In the morning Sarah and I drove to Buffalo. Security at WKBW is strict. There are lots of doors but visitors go to the front door and call the person who is expecting them. Inside there are reception areas, offices and rooms filled with monitors, keyboards and blinking lights all held together by miles of cables and wires.
AM Buffalo is a live show and the studio has a few areas – the jackpot drawing set, the sofa set, the rolling table and the kitchen. There are 5 cameras aimed in different direction. Each wears a monitor for the text above its unblinking eye but there are no people behind the cameras. The people are off in those equipment-filled rooms. At least I expect they are during the show. When we arrived just after 9 a.m., the crew that came to work at 4:30 that morning was having lunch.
Sarah and I set up our art and talked about it. Linda Pellegrino laughed at my cow bank while Lea insisted it was a pig. Mike told me to bring in the table and clay demo stuff that Lea said to leave in the car. “Ask Lea,” I said, not wishing to be stuck in the middle of anything.
As if Sarah and I had a smidge of Linda’s experience and ease we were given a 2 minute sketch of our 6 minute show. It was my 3rd show and I knew not to try to prepare. What I hoped to say would never fit with what Linda would shoot out as a question.
I set my inner monitors to keep with the conversation and mention as many artisans as possible. Push the phone number. Name the website. Keep breathing. Try not to look doopy. Don’t cough. Don’t sneeze on Linda.
Seconds later the segment was over. Linda said it was easy to go on air with us. We were so confident and at ease. Could have fooled me.
I stopped at the Allegany County Tourism office on the way home. Patience Regan jumped out of her chair saying I should have warned her before getting myself on some big TV production. She had 18 phone calls in just 2 hours. Whether or not you caught us on WKBW, come to my studio for great pots, Jim Horn’s pins, and refreshments. Sarah says to see her in Rushford for paintings, silk scarves and better refreshments.
Of course there are more choices. Visit to find all 36 locations and all 47 artisans offering locally made, quality work during the 22nd annual Studio Tour.

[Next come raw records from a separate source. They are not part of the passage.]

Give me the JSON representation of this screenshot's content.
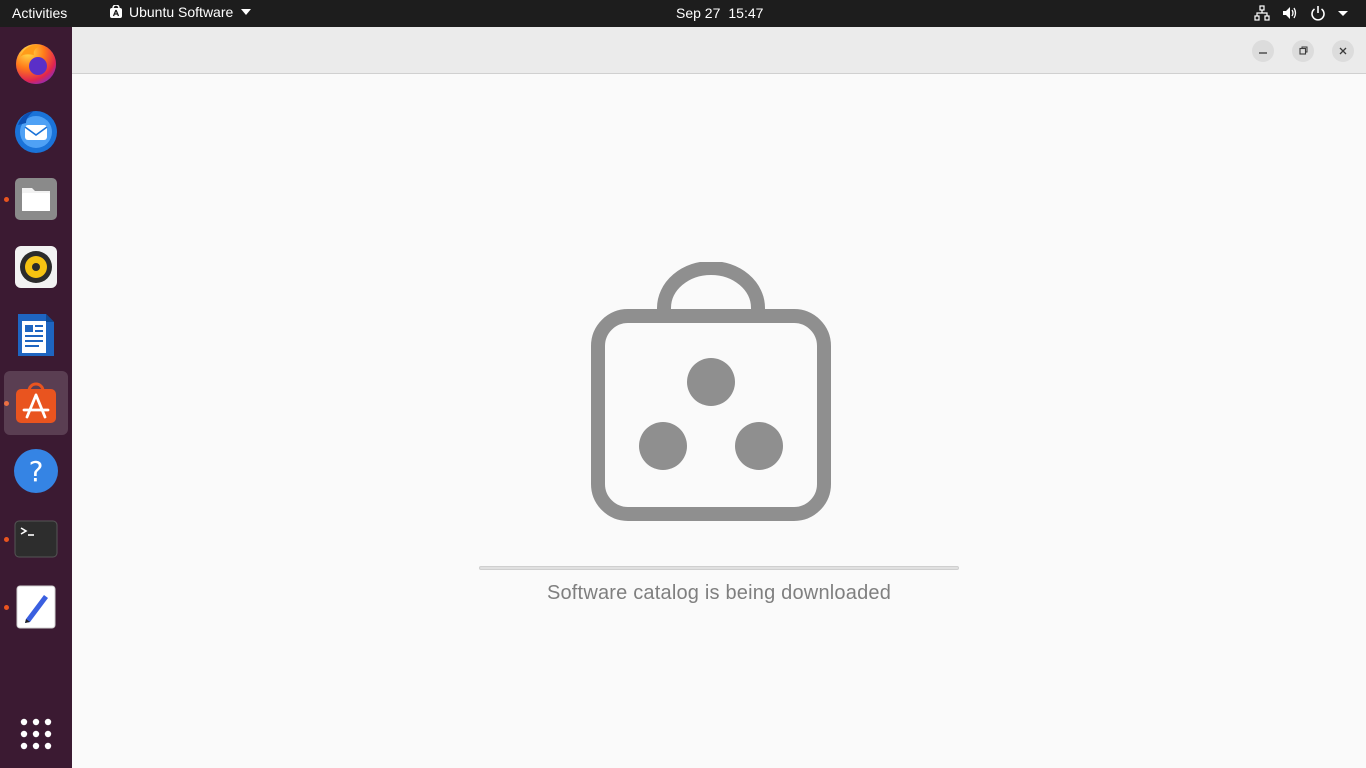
{
  "topbar": {
    "activities_label": "Activities",
    "app_menu_label": "Ubuntu Software",
    "date": "Sep 27",
    "time": "15:47",
    "tray_icons": [
      "network-icon",
      "volume-icon",
      "power-icon",
      "chevron-down-icon"
    ]
  },
  "dock": {
    "items": [
      {
        "name": "firefox",
        "running": false,
        "active": false
      },
      {
        "name": "thunderbird",
        "running": false,
        "active": false
      },
      {
        "name": "files",
        "running": true,
        "active": false
      },
      {
        "name": "rhythmbox",
        "running": false,
        "active": false
      },
      {
        "name": "libreoffice-writer",
        "running": false,
        "active": false
      },
      {
        "name": "ubuntu-software",
        "running": true,
        "active": true
      },
      {
        "name": "help",
        "running": false,
        "active": false
      },
      {
        "name": "terminal",
        "running": true,
        "active": false
      },
      {
        "name": "text-editor",
        "running": true,
        "active": false
      }
    ],
    "show_apps_icon": "grid-icon",
    "accent_color": "#e9541f"
  },
  "window": {
    "controls": [
      "minimize-icon",
      "restore-icon",
      "close-icon"
    ],
    "status_text": "Software catalog is being downloaded",
    "progress_fraction": 0.0,
    "icon_color": "#8f8f8f"
  }
}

1 comment:

Kim's Karma said...

Elaine - you guys rocked it this year with the promotion of the artisans tours! Way to go and I hope the weekend was a huge success!
Kim Driscoll